Martin, folk are a lot smarter that you give them credit for. They have used their grey cells and it is you who and others who have fallen for the ‘decoy’. You will have to take my word for that for the time being. By the way, both the well site and the Courts are policed by the same force. They too will have been dragged away by the ‘decoy’. Elementary, Mon Ami. Have a nice evening.
Not elementary at all Waffle. I thought this “crowd” came from far and wide???? There are other sites around the country. DOHH!
Nope, not a lot of grey cells being used.
Why would anyone who wants to see the results of test fracking be protesting, or rallying? The process continues to be authorised, the tests will start shortly. We are quite comfortable that results will emerge when they emerge. If they are successful you may not like to see the backlash from the silent majority once they have proof that they have been conned. Ear plugs may be required if repeat marches are planned for Preston following that result. So, best to get it done with prior to that.

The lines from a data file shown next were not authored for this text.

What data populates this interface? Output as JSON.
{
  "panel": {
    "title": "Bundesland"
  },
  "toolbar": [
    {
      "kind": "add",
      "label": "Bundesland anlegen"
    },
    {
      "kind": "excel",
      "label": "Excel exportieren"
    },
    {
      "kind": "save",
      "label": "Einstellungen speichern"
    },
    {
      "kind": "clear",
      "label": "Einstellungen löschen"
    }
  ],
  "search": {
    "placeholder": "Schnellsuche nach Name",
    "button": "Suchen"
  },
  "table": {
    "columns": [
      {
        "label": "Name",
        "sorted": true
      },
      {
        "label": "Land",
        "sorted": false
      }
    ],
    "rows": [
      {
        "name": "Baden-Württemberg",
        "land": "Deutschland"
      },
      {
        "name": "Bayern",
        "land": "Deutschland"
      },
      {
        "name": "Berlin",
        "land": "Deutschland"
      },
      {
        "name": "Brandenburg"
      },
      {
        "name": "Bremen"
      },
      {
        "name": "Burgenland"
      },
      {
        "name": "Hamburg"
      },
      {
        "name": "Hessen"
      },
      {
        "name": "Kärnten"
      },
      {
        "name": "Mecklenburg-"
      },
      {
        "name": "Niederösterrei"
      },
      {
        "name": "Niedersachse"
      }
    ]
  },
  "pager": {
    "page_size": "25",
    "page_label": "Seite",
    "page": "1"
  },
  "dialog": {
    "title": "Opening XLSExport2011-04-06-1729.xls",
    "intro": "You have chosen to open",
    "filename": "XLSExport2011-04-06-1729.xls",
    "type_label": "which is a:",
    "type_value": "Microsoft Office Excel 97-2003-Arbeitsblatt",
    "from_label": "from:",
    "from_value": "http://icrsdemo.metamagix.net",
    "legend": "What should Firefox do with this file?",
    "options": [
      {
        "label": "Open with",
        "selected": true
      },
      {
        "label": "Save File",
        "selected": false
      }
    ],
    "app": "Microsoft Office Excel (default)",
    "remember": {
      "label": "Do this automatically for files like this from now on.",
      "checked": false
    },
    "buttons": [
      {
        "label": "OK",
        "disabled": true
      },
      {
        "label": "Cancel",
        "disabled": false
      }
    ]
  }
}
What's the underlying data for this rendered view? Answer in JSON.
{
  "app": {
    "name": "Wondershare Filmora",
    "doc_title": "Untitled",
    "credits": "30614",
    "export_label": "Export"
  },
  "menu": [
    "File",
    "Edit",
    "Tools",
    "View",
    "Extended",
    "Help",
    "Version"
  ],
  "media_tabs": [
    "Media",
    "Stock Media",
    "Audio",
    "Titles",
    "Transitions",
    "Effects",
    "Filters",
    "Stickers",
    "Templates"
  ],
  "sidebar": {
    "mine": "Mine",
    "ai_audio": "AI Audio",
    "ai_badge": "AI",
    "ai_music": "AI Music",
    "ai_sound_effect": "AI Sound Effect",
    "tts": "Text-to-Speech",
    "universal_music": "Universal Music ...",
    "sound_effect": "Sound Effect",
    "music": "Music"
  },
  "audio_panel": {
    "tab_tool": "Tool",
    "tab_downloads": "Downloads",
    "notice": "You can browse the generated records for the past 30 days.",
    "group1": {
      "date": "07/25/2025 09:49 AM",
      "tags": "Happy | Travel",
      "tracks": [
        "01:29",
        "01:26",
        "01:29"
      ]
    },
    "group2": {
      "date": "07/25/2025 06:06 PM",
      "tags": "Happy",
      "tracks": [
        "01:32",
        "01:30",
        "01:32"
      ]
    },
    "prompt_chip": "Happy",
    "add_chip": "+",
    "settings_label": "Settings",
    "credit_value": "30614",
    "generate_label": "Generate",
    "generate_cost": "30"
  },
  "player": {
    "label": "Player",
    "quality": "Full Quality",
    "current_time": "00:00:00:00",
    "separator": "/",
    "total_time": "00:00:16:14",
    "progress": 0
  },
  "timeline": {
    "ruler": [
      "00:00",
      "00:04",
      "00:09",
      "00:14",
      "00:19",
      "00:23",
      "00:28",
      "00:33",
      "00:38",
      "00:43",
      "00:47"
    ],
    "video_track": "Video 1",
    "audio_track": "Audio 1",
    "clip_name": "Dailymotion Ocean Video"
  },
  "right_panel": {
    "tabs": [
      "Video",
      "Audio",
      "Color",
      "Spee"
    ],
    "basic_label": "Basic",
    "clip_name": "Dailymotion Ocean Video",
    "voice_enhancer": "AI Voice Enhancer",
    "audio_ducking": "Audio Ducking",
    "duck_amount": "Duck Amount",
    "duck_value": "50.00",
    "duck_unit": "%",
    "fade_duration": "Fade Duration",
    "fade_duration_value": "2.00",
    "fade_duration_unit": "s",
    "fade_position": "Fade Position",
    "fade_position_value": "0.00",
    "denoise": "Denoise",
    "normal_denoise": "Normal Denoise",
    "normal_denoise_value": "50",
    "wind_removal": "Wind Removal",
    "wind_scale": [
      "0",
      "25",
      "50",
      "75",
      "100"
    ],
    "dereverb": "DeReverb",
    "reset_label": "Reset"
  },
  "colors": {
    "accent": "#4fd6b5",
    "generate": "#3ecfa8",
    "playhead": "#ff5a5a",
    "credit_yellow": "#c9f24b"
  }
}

Now this, is the proper use of an injunction:
Food for future thought should it become necessary here
This is David Kesteven’s Fracking Farmhouse view on the appointment of the shale gas commissioner Natascha Engel:
Two suggestions for commissions for the shale gas commissioner Natasha Engel.
I would suggest an interview with Ruth Hayhurst of Drill or Drop and also with your former constituent David Kesteven, and perhaps published on the internet.